Wollastonite in Devitrified Glass Imitating Horsetail Inclusions in Demantoid Garnet
A 13.12 ct transparent yellowish green gemstone with a beautiful internal scene was examined by the author. The specimen exhibited numerous elongated colorless crystals radiating from the center (figure 1), much like the horsetail inclusions of chrysotile that one would expect to find in Russian demantoid garnets. Standard gemological testing yielded surprising results: a single refractive index of 1.520, specific gravity of 2.50, and medium chalky green fluorescence under short-wave UV light. The specimen was inert to long-wave UV light.
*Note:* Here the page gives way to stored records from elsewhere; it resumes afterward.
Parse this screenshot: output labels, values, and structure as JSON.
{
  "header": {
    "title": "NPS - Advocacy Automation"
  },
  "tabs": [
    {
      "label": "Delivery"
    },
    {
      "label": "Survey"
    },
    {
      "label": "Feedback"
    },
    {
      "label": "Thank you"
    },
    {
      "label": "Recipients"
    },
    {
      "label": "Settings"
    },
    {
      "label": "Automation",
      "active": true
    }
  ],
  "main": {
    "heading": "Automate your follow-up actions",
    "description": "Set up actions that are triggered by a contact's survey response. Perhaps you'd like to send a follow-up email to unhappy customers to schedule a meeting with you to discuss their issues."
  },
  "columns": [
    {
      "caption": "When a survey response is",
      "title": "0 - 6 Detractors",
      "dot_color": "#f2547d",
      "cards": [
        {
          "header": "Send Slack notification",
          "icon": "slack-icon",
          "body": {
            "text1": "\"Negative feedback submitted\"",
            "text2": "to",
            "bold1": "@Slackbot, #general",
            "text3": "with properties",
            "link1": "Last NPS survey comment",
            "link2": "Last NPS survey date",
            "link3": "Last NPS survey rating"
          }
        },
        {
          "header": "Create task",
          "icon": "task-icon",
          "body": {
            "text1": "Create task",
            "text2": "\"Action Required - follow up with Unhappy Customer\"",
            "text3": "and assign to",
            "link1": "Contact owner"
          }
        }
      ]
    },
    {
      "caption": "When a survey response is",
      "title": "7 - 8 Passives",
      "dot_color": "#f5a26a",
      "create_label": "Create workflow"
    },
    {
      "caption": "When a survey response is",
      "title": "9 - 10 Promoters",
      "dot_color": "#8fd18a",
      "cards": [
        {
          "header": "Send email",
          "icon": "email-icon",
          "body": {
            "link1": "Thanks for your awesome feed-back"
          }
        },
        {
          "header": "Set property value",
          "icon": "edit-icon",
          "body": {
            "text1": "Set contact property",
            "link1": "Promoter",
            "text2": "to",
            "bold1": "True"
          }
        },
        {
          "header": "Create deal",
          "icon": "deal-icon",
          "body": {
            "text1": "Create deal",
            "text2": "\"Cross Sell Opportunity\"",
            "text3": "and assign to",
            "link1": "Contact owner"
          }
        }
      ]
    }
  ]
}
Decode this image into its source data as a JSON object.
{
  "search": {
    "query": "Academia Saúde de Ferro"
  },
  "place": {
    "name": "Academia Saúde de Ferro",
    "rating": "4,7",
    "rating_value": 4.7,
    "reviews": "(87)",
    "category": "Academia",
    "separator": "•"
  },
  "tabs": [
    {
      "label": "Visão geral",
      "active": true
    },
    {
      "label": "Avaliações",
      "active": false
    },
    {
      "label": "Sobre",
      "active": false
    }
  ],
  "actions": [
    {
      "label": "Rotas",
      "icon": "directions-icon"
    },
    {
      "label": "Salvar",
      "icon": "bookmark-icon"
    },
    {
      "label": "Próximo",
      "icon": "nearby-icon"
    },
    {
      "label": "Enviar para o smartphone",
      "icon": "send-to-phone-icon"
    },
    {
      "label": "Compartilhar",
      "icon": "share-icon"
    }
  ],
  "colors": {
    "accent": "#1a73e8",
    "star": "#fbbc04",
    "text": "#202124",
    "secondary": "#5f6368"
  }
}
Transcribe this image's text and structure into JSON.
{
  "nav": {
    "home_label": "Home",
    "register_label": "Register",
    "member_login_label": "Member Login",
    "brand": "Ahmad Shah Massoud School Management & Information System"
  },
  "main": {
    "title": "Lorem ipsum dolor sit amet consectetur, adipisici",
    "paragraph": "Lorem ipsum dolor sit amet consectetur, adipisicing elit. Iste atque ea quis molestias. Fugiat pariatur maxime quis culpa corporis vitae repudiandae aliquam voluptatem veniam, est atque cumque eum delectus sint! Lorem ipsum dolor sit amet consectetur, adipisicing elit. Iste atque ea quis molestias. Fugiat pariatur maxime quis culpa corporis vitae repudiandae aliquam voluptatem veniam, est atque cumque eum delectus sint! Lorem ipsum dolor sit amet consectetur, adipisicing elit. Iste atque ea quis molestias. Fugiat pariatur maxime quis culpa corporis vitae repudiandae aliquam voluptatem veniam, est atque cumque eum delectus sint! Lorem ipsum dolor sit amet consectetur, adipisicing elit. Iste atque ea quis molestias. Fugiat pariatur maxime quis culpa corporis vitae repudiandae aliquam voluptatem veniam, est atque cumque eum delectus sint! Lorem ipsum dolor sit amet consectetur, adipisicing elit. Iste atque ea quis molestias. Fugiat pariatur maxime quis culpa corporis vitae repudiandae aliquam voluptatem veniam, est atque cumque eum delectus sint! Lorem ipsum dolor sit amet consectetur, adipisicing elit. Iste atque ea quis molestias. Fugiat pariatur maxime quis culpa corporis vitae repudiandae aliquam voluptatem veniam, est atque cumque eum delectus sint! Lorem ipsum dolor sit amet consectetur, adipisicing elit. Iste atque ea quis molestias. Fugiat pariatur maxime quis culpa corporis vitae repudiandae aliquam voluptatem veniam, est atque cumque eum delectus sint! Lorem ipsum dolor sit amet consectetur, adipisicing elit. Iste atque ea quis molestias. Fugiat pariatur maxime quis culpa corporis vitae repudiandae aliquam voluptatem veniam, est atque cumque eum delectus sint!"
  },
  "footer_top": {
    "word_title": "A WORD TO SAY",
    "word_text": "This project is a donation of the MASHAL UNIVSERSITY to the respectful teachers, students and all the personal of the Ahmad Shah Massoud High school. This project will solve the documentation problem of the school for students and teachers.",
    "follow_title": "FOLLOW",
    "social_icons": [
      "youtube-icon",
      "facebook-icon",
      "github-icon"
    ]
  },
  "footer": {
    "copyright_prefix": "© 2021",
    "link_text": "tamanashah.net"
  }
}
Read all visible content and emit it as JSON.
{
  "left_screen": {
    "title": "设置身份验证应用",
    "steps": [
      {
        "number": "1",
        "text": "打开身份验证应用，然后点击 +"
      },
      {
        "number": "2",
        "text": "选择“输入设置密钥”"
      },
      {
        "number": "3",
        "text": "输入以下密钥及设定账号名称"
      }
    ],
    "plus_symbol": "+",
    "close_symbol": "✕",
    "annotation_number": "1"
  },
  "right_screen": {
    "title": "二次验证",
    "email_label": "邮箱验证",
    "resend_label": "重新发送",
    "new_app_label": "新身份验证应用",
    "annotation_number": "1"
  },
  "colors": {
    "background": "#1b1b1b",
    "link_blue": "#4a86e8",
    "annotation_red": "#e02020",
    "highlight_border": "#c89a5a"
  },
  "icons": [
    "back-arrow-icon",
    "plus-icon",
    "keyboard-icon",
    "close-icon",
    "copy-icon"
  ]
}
These properties indicated that the yellowish green cabochon stone was glass, whereas the masses of needle-like crystals (figure 2) were identified as calcium silicate wollastonite by Raman spectroscopy. Wollastonite inclusions have been reported as an indicator of the devitrification process (Winter 2017 Micro-World, pp. 469–470).
Other advanced techniques, including energy-dispersive X-ray fluorescence (EDXRF) and Fourier-transform infrared (FTIR) and Raman spectroscopy, were also carried out to confirm the cabochon’s identity. FTIR and Raman spectroscopy showed a distinct and characteristic pattern of artificial glass. The nonquantitative EDXRF offers no additional value, as the elements detected are also present in demantoid garnets.
Although this is not the first time that wollastonite inclusions have been found in devitrified glasses, they formed in an interesting pattern in this yellowish green gemstone.